  33. Rogora M, Buzzi F, Dresti C, Leoni B, Lepori F, Mosello R, Patelli M, Salamaso N (2018) Climatic effects on vertical mixing and deep-water oxygen content in the subalpine lakes in Italy. Hydrobiologia 824:33–50. CrossRefGoogle Scholar
  34. Rueda FJ, Schladow G, Pálmarsson S (2003) Basin-scale internal wave dynamics during a winter cooling period in a large lake. J Geophys Res Oceans 108(C3):3097. CrossRefGoogle Scholar
  35. Sahoo GB, Schladow SG, Reuter JE, Coats R, Dettinger M, Riverson J, Wolfe B, Costa-Cabral M (2013) The response of Lake Tahoe to climate change. Clim Change 116:71–95. CrossRefGoogle Scholar
  36. Salmaso N, Boscaini A, Capelli C, Cerasino L (2018) Ongoing ecological shifts in a large lake are driven by climate change and eutrophication: evidences from a three-decade study in Lake Garda. Hydrobiologia 824:177–195. CrossRefGoogle Scholar
  37. Schindler DW (2006) Recent advances in the understanding and management of eutrophication. Limnol Oceanogr 51:356–363. CrossRefGoogle Scholar
  38. Schmid M, Hunziker S, Wüest A (2014) Lake surface temperatures in a changing climate: a global sensitivity analysis. Clim Change 124:301–315. CrossRefGoogle Scholar
  39. Schwefel R, Gaudard A, Wüest A, Bouffard D (2016) Effects of climate change on deep-water oxygen and winter mixing in a deep lake (Lake Geneva)—comparing observational findings and modeling. Water Resour Res 52:8811–8826. CrossRefGoogle Scholar
  40. Schwefel R, Steinsberger T, Bouffard D, Bryant LD, Müller B, Wüest A (2018) Using small-scale measurements to estimate hypolimnetic oxygen depletion in a deep lake. Limnol Oceanogr 63:S54–S67. CrossRefGoogle Scholar
  41. Simona M (2003) Winter and spring mixing depths affect the trophic status and composition of phytoplankton in the northern meromictic basin of Lake Lugano. J Limnol 62:190–206. CrossRefGoogle Scholar
  42. Straile D, Jöhnk K, Rossknecht H (2003) Complex effects of winter warming on the physicochemical characteristics of a deep lake. Limnol Oceanogr 48:1432–1438. CrossRefGoogle Scholar
  43. Vollenweider RA (1968) Scientific fundamentals of the eutrophication of lakes and flowing waters, with particular reference to nitrogen and phosphorus as factors in eutrophication. OECD Paris Tech Rep 5CSI6827Google Scholar
  44. Wüest A, Gloor M (1998) Bottom boundary mixing: the role of near-sediment density stratification. In: Imberger J (ed) Physical processes in lakes and oceans. Coastal and estuarine studies 54. Academic Press, New York, pp 485–502CrossRefGoogle Scholar
  45. Wüest A, Lorke A (2003) Small-scale hydrodynamics in lakes. Annu Rev Fluid Mech 35:373–412. CrossRefGoogle Scholar
  46. Yankova Y, Neuenschwander S, Köster O, Posch T (2017) Abrupt stop of deep water turnover with lake warming: drastic consequences for algal primary producers. Sci Rep 7:13770CrossRefGoogle Scholar
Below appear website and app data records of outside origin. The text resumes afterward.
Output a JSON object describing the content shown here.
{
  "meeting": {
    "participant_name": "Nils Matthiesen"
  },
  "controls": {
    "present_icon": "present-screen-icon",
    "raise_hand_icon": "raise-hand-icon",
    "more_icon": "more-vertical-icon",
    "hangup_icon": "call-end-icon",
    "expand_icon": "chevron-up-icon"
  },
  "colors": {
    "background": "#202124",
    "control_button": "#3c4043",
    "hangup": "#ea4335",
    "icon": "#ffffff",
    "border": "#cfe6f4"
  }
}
Copyright information

© Springer Nature Switzerland AG 2019

Authors and Affiliations

  1. 1.Physics of Aquatic Systems Laboratory, Margaretha Kamprad ChairÉcole Polytechnique Fédérale de Lausanne (EPFL), Institute of Environmental EngineeringLausanneSwitzerland
  2. 2.Eawag, Swiss Federal Institute of Aquatic Science and Technology, Surface Waters – Research and ManagementKastanienbaumSwitzerland
  3. 3.UC Santa BarbaraSanta BarbaraUSA

Personalised recommendations